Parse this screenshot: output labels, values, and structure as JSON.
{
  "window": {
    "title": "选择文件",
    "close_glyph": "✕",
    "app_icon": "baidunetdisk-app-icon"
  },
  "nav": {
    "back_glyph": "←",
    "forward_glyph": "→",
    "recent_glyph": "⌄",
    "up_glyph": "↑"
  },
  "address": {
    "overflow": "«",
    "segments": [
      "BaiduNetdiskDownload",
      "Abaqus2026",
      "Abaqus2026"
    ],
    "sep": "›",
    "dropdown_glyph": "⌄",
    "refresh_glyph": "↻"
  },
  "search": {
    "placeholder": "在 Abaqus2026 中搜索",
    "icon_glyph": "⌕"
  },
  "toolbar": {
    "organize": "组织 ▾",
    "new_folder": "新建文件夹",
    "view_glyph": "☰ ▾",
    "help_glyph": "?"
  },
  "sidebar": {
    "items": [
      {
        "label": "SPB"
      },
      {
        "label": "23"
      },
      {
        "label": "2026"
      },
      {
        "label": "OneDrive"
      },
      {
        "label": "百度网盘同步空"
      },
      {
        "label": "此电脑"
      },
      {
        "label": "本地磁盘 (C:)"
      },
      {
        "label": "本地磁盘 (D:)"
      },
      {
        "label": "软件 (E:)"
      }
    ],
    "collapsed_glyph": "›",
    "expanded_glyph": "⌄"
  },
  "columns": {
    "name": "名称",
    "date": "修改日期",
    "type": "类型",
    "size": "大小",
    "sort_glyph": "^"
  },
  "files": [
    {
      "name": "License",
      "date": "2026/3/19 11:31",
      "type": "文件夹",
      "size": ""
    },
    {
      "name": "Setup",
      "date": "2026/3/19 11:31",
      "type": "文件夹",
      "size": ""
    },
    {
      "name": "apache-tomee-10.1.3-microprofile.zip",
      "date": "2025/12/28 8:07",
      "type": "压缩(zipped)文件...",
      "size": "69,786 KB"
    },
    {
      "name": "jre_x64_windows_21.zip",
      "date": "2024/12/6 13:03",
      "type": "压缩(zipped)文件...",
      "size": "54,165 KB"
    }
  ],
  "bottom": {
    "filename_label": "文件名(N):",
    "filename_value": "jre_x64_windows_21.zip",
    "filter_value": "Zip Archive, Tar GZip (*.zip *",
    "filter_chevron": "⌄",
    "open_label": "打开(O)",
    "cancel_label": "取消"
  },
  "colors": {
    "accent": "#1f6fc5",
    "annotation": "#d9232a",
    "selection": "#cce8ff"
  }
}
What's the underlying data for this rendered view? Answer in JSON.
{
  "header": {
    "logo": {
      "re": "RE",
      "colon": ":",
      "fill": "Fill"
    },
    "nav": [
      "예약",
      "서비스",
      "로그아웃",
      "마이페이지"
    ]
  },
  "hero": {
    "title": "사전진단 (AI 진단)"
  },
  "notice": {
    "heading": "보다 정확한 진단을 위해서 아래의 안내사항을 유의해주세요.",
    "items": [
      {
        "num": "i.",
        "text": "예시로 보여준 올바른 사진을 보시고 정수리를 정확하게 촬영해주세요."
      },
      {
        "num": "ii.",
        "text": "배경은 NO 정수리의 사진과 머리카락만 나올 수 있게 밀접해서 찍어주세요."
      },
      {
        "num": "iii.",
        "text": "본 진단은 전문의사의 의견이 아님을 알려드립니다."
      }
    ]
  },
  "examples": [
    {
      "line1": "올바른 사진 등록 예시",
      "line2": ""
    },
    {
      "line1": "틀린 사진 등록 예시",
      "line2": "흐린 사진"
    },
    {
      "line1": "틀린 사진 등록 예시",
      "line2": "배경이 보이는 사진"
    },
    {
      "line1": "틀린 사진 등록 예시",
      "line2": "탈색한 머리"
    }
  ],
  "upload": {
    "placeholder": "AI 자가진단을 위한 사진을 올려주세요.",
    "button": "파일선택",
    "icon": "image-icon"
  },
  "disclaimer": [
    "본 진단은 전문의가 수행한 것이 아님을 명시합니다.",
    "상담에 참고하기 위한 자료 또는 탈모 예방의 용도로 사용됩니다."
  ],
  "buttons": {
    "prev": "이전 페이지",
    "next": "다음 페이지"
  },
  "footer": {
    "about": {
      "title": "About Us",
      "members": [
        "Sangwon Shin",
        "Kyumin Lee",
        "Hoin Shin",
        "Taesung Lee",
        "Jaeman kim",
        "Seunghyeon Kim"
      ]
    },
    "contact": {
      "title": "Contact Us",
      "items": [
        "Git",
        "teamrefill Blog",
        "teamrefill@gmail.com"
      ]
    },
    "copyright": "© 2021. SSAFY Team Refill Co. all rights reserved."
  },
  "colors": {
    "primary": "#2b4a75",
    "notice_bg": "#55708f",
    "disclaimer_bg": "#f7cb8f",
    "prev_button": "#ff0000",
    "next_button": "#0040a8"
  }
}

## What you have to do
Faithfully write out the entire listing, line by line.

## Task output
Parse this screenshot: output labels, values, and structure as JSON.
{
  "window": {
    "title": "选择文件",
    "close_glyph": "✕",
    "app_icon": "baidunetdisk-app-icon"
  },
  "nav": {
    "back_glyph": "←",
    "forward_glyph": "→",
    "recent_glyph": "⌄",
    "up_glyph": "↑"
  },
  "address": {
    "overflow": "«",
    "segments": [
      "BaiduNetdiskDownload",
      "Abaqus2026",
      "Abaqus2026"
    ],
    "sep": "›",
    "dropdown_glyph": "⌄",
    "refresh_glyph": "↻"
  },
  "search": {
    "placeholder": "在 Abaqus2026 中搜索",
    "icon_glyph": "⌕"
  },
  "toolbar": {
    "organize": "组织 ▾",
    "new_folder": "新建文件夹",
    "view_glyph": "☰ ▾",
    "help_glyph": "?"
  },
  "sidebar": {
    "items": [
      {
        "label": "SPB"
      },
      {
        "label": "23"
      },
      {
        "label": "2026"
      },
      {
        "label": "OneDrive"
      },
      {
        "label": "百度网盘同步空"
      },
      {
        "label": "此电脑"
      },
      {
        "label": "本地磁盘 (C:)"
      },
      {
        "label": "本地磁盘 (D:)"
      },
      {
        "label": "软件 (E:)"
      }
    ],
    "collapsed_glyph": "›",
    "expanded_glyph": "⌄"
  },
  "columns": {
    "name": "名称",
    "date": "修改日期",
    "type": "类型",
    "size": "大小",
    "sort_glyph": "^"
  },
  "files": [
    {
      "name": "License",
      "date": "2026/3/19 11:31",
      "type": "文件夹",
      "size": ""
    },
    {
      "name": "Setup",
      "date": "2026/3/19 11:31",
      "type": "文件夹",
      "size": ""
    },
    {
      "name": "apache-tomee-10.1.3-microprofile.zip",
      "date": "2025/12/28 8:07",
      "type": "压缩(zipped)文件...",
      "size": "69,786 KB"
    },
    {
      "name": "jre_x64_windows_21.zip",
      "date": "2024/12/6 13:03",
      "type": "压缩(zipped)文件...",
      "size": "54,165 KB"
    }
  ],
  "bottom": {
    "filename_label": "文件名(N):",
    "filename_value": "jre_x64_windows_21.zip",
    "filter_value": "Zip Archive, Tar GZip (*.zip *",
    "filter_chevron": "⌄",
    "open_label": "打开(O)",
    "cancel_label": "取消"
  },
  "colors": {
    "accent": "#1f6fc5",
    "annotation": "#d9232a",
    "selection": "#cce8ff"
  }
}
What's the underlying data for this rendered view? Answer in JSON.
{
  "header": {
    "logo": {
      "re": "RE",
      "colon": ":",
      "fill": "Fill"
    },
    "nav": [
      "예약",
      "서비스",
      "로그아웃",
      "마이페이지"
    ]
  },
  "hero": {
    "title": "사전진단 (AI 진단)"
  },
  "notice": {
    "heading": "보다 정확한 진단을 위해서 아래의 안내사항을 유의해주세요.",
    "items": [
      {
        "num": "i.",
        "text": "예시로 보여준 올바른 사진을 보시고 정수리를 정확하게 촬영해주세요."
      },
      {
        "num": "ii.",
        "text": "배경은 NO 정수리의 사진과 머리카락만 나올 수 있게 밀접해서 찍어주세요."
      },
      {
        "num": "iii.",
        "text": "본 진단은 전문의사의 의견이 아님을 알려드립니다."
      }
    ]
  },
  "examples": [
    {
      "line1": "올바른 사진 등록 예시",
      "line2": ""
    },
    {
      "line1": "틀린 사진 등록 예시",
      "line2": "흐린 사진"
    },
    {
      "line1": "틀린 사진 등록 예시",
      "line2": "배경이 보이는 사진"
    },
    {
      "line1": "틀린 사진 등록 예시",
      "line2": "탈색한 머리"
    }
  ],
  "upload": {
    "placeholder": "AI 자가진단을 위한 사진을 올려주세요.",
    "button": "파일선택",
    "icon": "image-icon"
  },
  "disclaimer": [
    "본 진단은 전문의가 수행한 것이 아님을 명시합니다.",
    "상담에 참고하기 위한 자료 또는 탈모 예방의 용도로 사용됩니다."
  ],
  "buttons": {
    "prev": "이전 페이지",
    "next": "다음 페이지"
  },
  "footer": {
    "about": {
      "title": "About Us",
      "members": [
        "Sangwon Shin",
        "Kyumin Lee",
        "Hoin Shin",
        "Taesung Lee",
        "Jaeman kim",
        "Seunghyeon Kim"
      ]
    },
    "contact": {
      "title": "Contact Us",
      "items": [
        "Git",
        "teamrefill Blog",
        "teamrefill@gmail.com"
      ]
    },
    "copyright": "© 2021. SSAFY Team Refill Co. all rights reserved."
  },
  "colors": {
    "primary": "#2b4a75",
    "notice_bg": "#55708f",
    "disclaimer_bg": "#f7cb8f",
    "prev_button": "#ff0000",
    "next_button": "#0040a8"
  }
}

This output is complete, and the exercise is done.